“If there’s one track that I’m probably going to regret putting in the top ten of this thing, it’s this one, care of the outfit known as Neutral Milk Hotel, which seems to be concerned with dying and death and whatever happens (or doesn’t) afterwards, which of course throws light back on before, life itself, the whole mad aeroplane journey across the wide open ocean of eternity. But it’s too recent, I fear, too close. The song hasn’t had time to flip through its half-life, get overplayed or whatever, die a death and then re-emerge as … well, who knows? Because that’s what music does, for me anyway. The stuff I truly love. And right now, right here, June sometime, calendar year 2001, I’m f***ing in love with In The Aeroplane Over The Sea, the album and the song, and the band, about whom I know pretty much nothing beyond what the album cover tells me … and it’s a great f***ing album cover, the kind of thing you have to have on vinyl if only to maximize the size of the imagery.

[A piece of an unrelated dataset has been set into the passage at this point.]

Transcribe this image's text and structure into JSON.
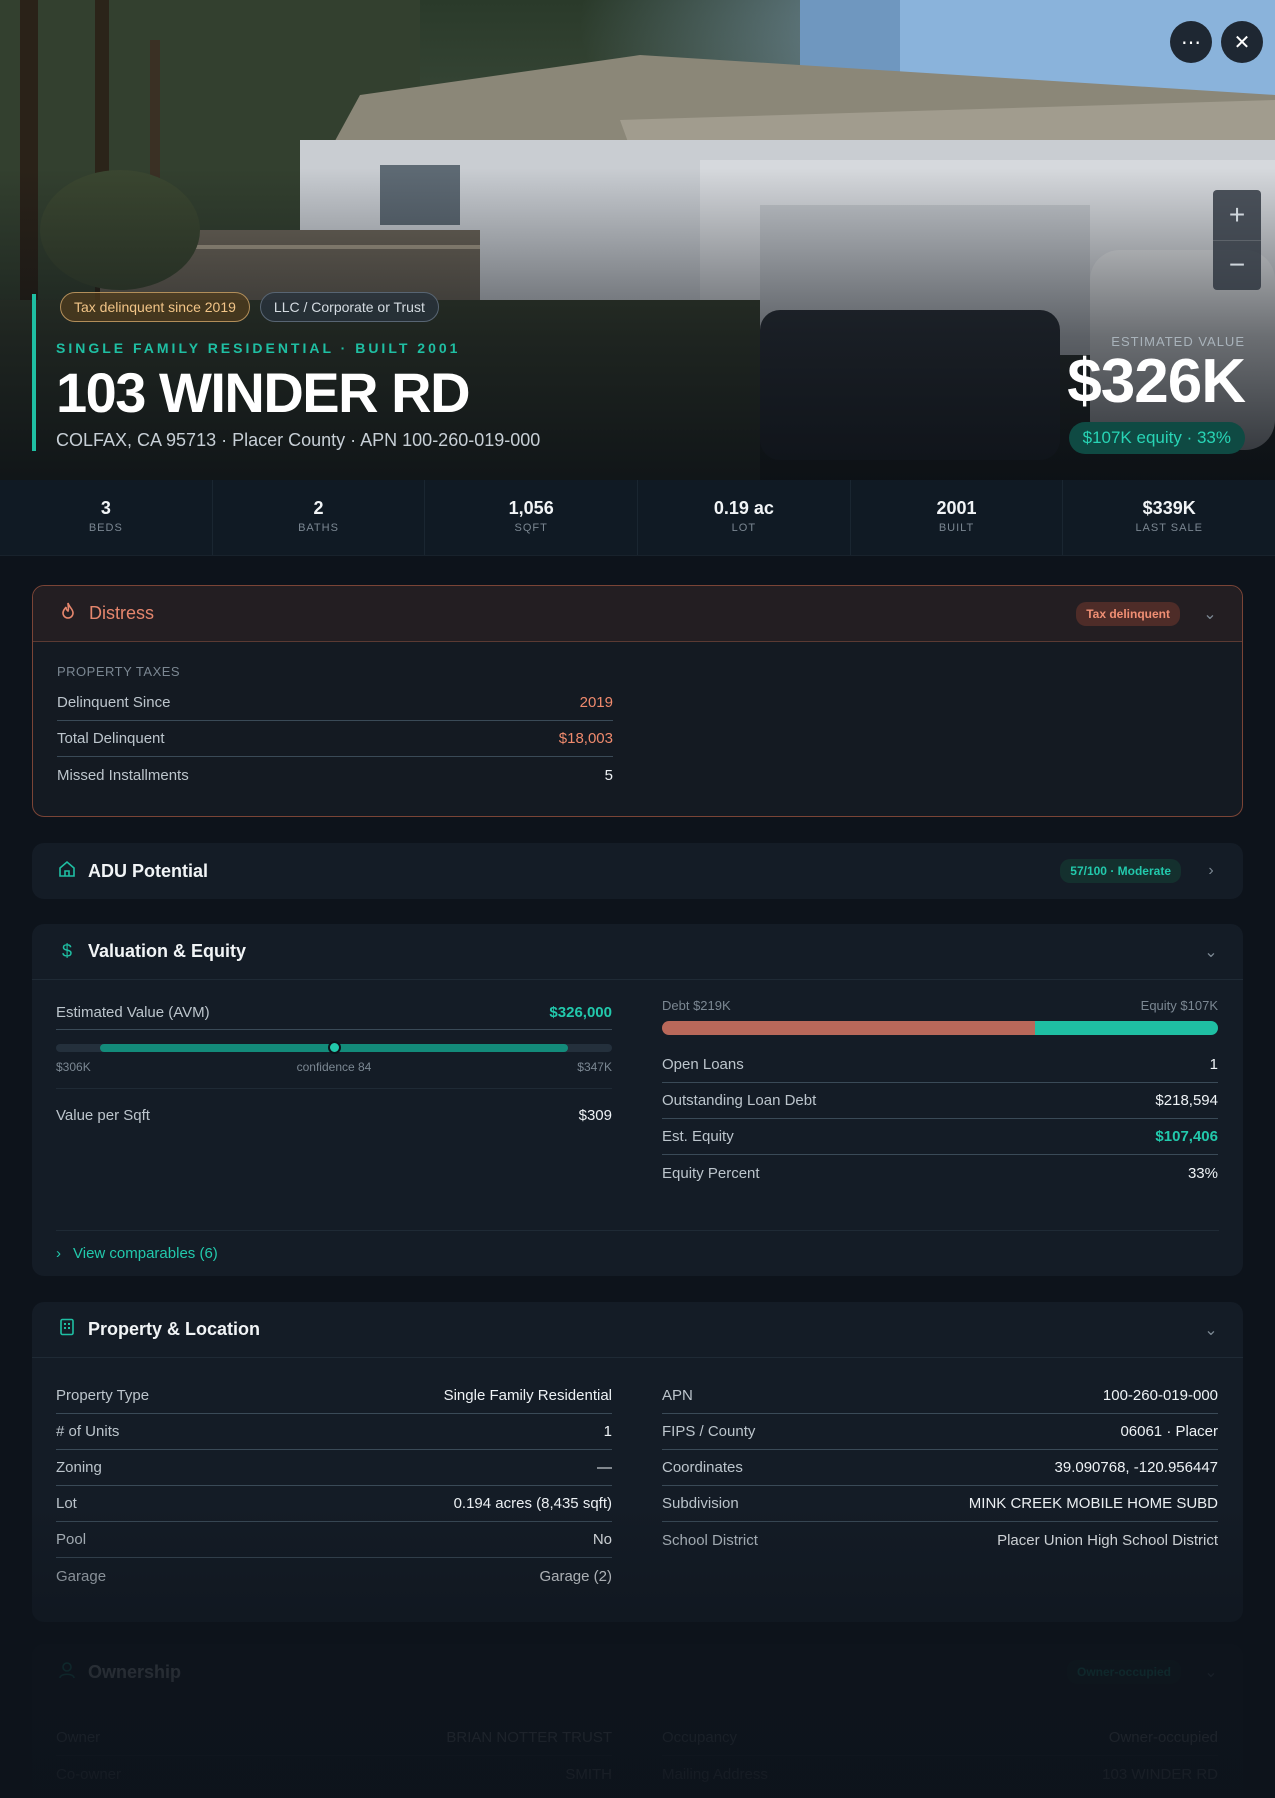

Which honestly is why I bought it. I liked what I was hearing in the record store but it was the cover that sealed the deal. The whole thing throws me back to a time when the whole package mattered absolutely, you wouldn’t think of not listening to it all in one go, headphones on, the cover in your lap. And then there’s the voice, the way it wraps itself around the delirious gush of words, young man by name of Jeff Mangum finding an entirely new way to deliver the poetry of his soul. And the band‘s right there with him the whole way, your basic bass-drums-guitar core, but also organ trumpet flugelhorn trombone saxophone zanzithophone banjo – whatever it takes to punch a hole through to a whole new sonic universe. Or not. Because I could be wrong. It could be too soon to lay so much praise on any record. It is too soon. But what can I do? I’m in love. I’m a fool.” (Philip Random)
“I’m pretty sure this is one of those it’s-not-about-what-you-think-it’s-about songs, even if you think the ‘I Love You Jesus Christ’ stuff is just being ironic. Because there’s a level of sublime madness at work here in the Neutral Milk Hotel (call it surrealism, I guess) where Jesus is at least as real and miraculous as any carrot flowers, but the higher reality isn’t in the words anyway, it’s where they allow the music to go, the great waves unleashed, a perfect storm, except its not wind and rain but multi-colours, psychedelic and pure … and yeah, looking down from on high, the Lord God in Heaven smiles and knows that it is good, because multi-coloured psychedelia never killed anybody, just amused and enthused and perhaps confused them.” (Philip Random)
“It says 1968 on the record jacket but this Taj Mahal stomper is pure 1998 for me, serving as a personal anthem while I scaled back certain extremes of lifestyle, making that decision that most of us make as we see our forties looming – to not just burn out, but to change, because change is good, certainly the kind you choose to make. Like maybe opening your mind, maybe starting to actually ‘get’ the blues. Not just the obvious stuff, howling and mean. No, the real stuff, or real enough anyway, whatever Taj Mahal was digging up and dealing out way back when.” (Philip Random)
“The cut-off date for this list is officially August 2000, because that’s when I started putting it together, though you may have noticed there’s precious little in the way of 1990s stuff included. This is because it’s an all vinyl apocalypse that I’m exploring here and I pretty much stopped buying new vinyl in 1989, mainly because that’s when CDs took over (for worse more than better, I’d argue, but that’s a whole other tangent). One album I did need to own on vinyl was 1998’s In The Aeroplane Over The Sea by Neutral Milk Hotel. Because the cover’s a damned fine work of art, so I wanted it big, and because it just had to be heard in analogue form, with hisses and crackles, and all manner of other sweet imprecisions. And, in the case of Holland 1945, all that semen staining the mountaintops.” (Philip Random)